As important as Yield and its songs are to Pearl Jam’s narrative, the record also found them in a place where they were comfortable enough to begin making decisions based on what was best for the band and their fans rather than on broad, sweeping principles that had often crippled or put undue strain on them in the past. For instance, the band that had famously refrained from reducing their songs to music videos opted to partner with Spawn creator Todd McFarlane on an animated video for “Do the Evolution”, a power-drunk take on technology that perfectly matched McFarlane’s dark, skeptical depictions of the world. Even more critically, Pearl Jam finally ended its one-band crusade against Ticketmaster, which allowed them to tour full-scale again and return to venues and towns they hadn’t visited in years. Their 1998 North American tour behind Yield alone can boast an incredible live record (Live on Two Legs), bringing former Soundgarden drummer Matt Cameron on board full time, and truly planting the seed for what would germinate into the most reliable, dedicated, and rewarding veteran touring act working today.

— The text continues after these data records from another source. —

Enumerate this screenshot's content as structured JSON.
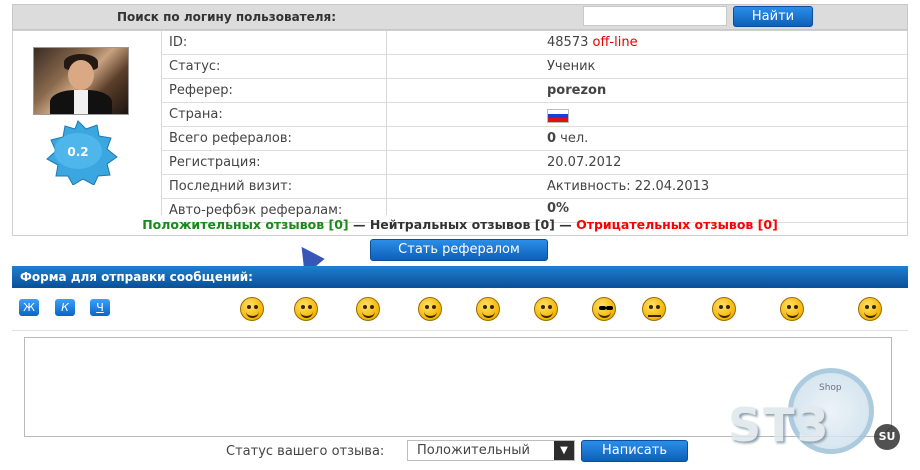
{
  "search": {
    "title": "Поиск по логину пользователя:",
    "placeholder": "",
    "button_label": "Найти"
  },
  "profile": {
    "rating": "0.2",
    "rows": [
      {
        "label": "ID:",
        "value": "48573",
        "extra": "off-line"
      },
      {
        "label": "Статус:",
        "value": "Ученик"
      },
      {
        "label": "Реферер:",
        "value": "porezon"
      },
      {
        "label": "Страна:",
        "value": "flag-icon-ru"
      },
      {
        "label": "Всего рефералов:",
        "value_bold": "0",
        "value": " чел."
      },
      {
        "label": "Регистрация:",
        "value": "20.07.2012"
      },
      {
        "label": "Последний визит:",
        "value": "Активность: 22.04.2013"
      },
      {
        "label": "Авто-рефбэк рефералам:",
        "value": "0%"
      }
    ]
  },
  "reviews": {
    "positive": "Положительных отзывов [0]",
    "sep1": " — ",
    "neutral": "Нейтральных отзывов [0]",
    "sep2": " — ",
    "negative": "Отрицательных отзывов [0]"
  },
  "become_referral_label": "Стать рефералом",
  "message_form": {
    "title": "Форма для отправки сообщений:",
    "format_buttons": [
      "Ж",
      "К",
      "Ч"
    ],
    "smileys": [
      "laugh-smiley-icon",
      "smile-smiley-icon",
      "cool-smiley-icon",
      "wink-smiley-icon",
      "grin-smiley-icon",
      "crazy-smiley-icon",
      "sunglasses-smiley-icon",
      "neutral-smiley-icon",
      "reading-smiley-icon",
      "group-smiley-icon",
      "tired-smiley-icon"
    ],
    "textarea_value": "",
    "status_label": "Статус вашего отзыва:",
    "status_value": "Положительный",
    "send_label": "Написать"
  },
  "watermark": {
    "text": "ST3",
    "suffix": "SU",
    "badge": "Shop"
  },
  "colors": {
    "accent_blue": "#0e5fb8",
    "offline_red": "#e00000",
    "referer_orange": "#e07000",
    "activity_green": "#1a8a1a",
    "header_gray": "#dcdcdc"
  }
}
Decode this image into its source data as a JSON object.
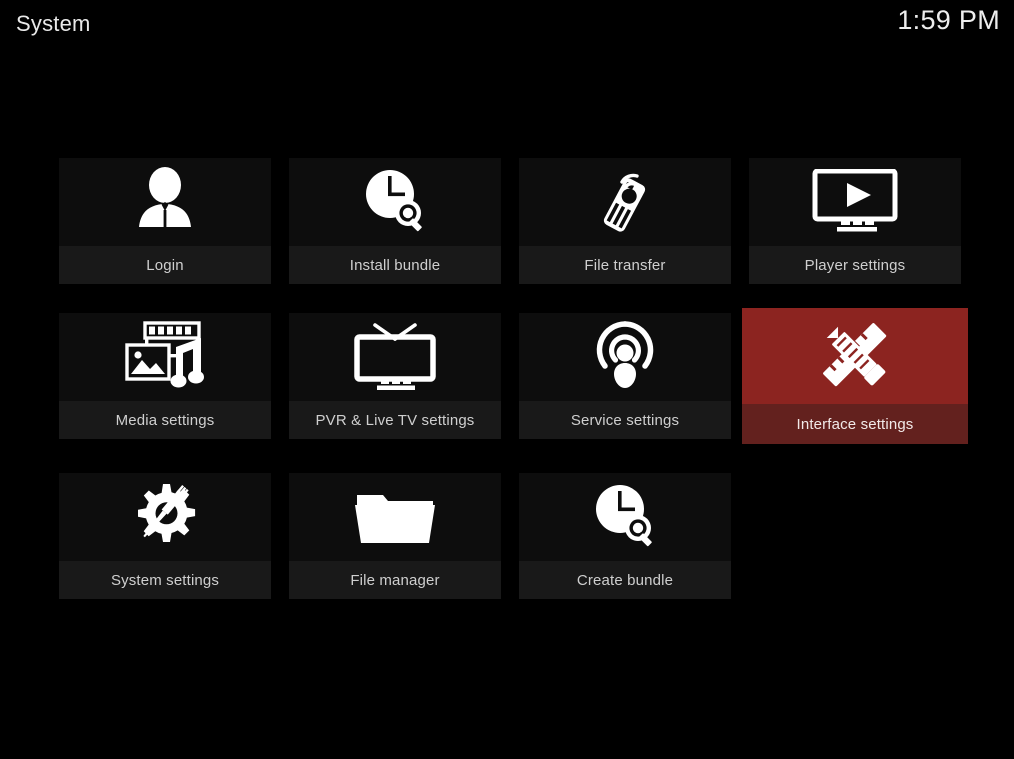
{
  "header": {
    "title": "System",
    "clock": "1:59 PM"
  },
  "theme": {
    "background": "#000000",
    "tile_background": "#0d0d0d",
    "tile_label_background": "#191919",
    "selected_background": "#8c2420",
    "selected_label_background": "#63211e",
    "text_color": "#cfcfcf",
    "header_text_color": "#e9e9e9"
  },
  "grid": {
    "columns": 4,
    "rows": [
      [
        {
          "label": "Login",
          "icon": "user-silhouette-icon",
          "selected": false
        },
        {
          "label": "Install bundle",
          "icon": "clock-search-icon",
          "selected": false
        },
        {
          "label": "File transfer",
          "icon": "remote-control-icon",
          "selected": false
        },
        {
          "label": "Player settings",
          "icon": "tv-play-icon",
          "selected": false
        }
      ],
      [
        {
          "label": "Media settings",
          "icon": "media-filmstrip-picture-note-icon",
          "selected": false
        },
        {
          "label": "PVR & Live TV settings",
          "icon": "tv-antenna-icon",
          "selected": false
        },
        {
          "label": "Service settings",
          "icon": "broadcast-podcast-icon",
          "selected": false
        },
        {
          "label": "Interface settings",
          "icon": "pencil-ruler-cross-icon",
          "selected": true
        }
      ],
      [
        {
          "label": "System settings",
          "icon": "gear-screwdriver-icon",
          "selected": false
        },
        {
          "label": "File manager",
          "icon": "folder-icon",
          "selected": false
        },
        {
          "label": "Create bundle",
          "icon": "clock-search-icon",
          "selected": false
        },
        {
          "label": "",
          "icon": "none",
          "selected": false,
          "placeholder": true
        }
      ]
    ]
  }
}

If the maturing that Pearl Jam underwent as a band between the end of the No Code sessions and the touring of Yield can be viewed as the band equivalent of a person transitioning from adolescence to young adulthood, then the group have long since entered middle age. It’s a time in life when people — in this case, a band — traditionally turn outward to care for others and view the world with empathy and concern. In that respect, look no further than the band’s upcoming hometown shows this August in Seattle. They’ve pledged to donate at least a million dollars from those concerts to help the local homeless, with the goal of raising several more million through community partnerships. Picture it: Pearl Jam’s first hometown shows in five years; 100,000 people in attendance, the most for a show in Seattle since the Stones back in 1981; a guaranteed marathon set from one of the best live bands going; and a chance to funnel millions of dollars towards helping the most needy among us — the real forgotten Americans.
Now, that’s a future worth growing into.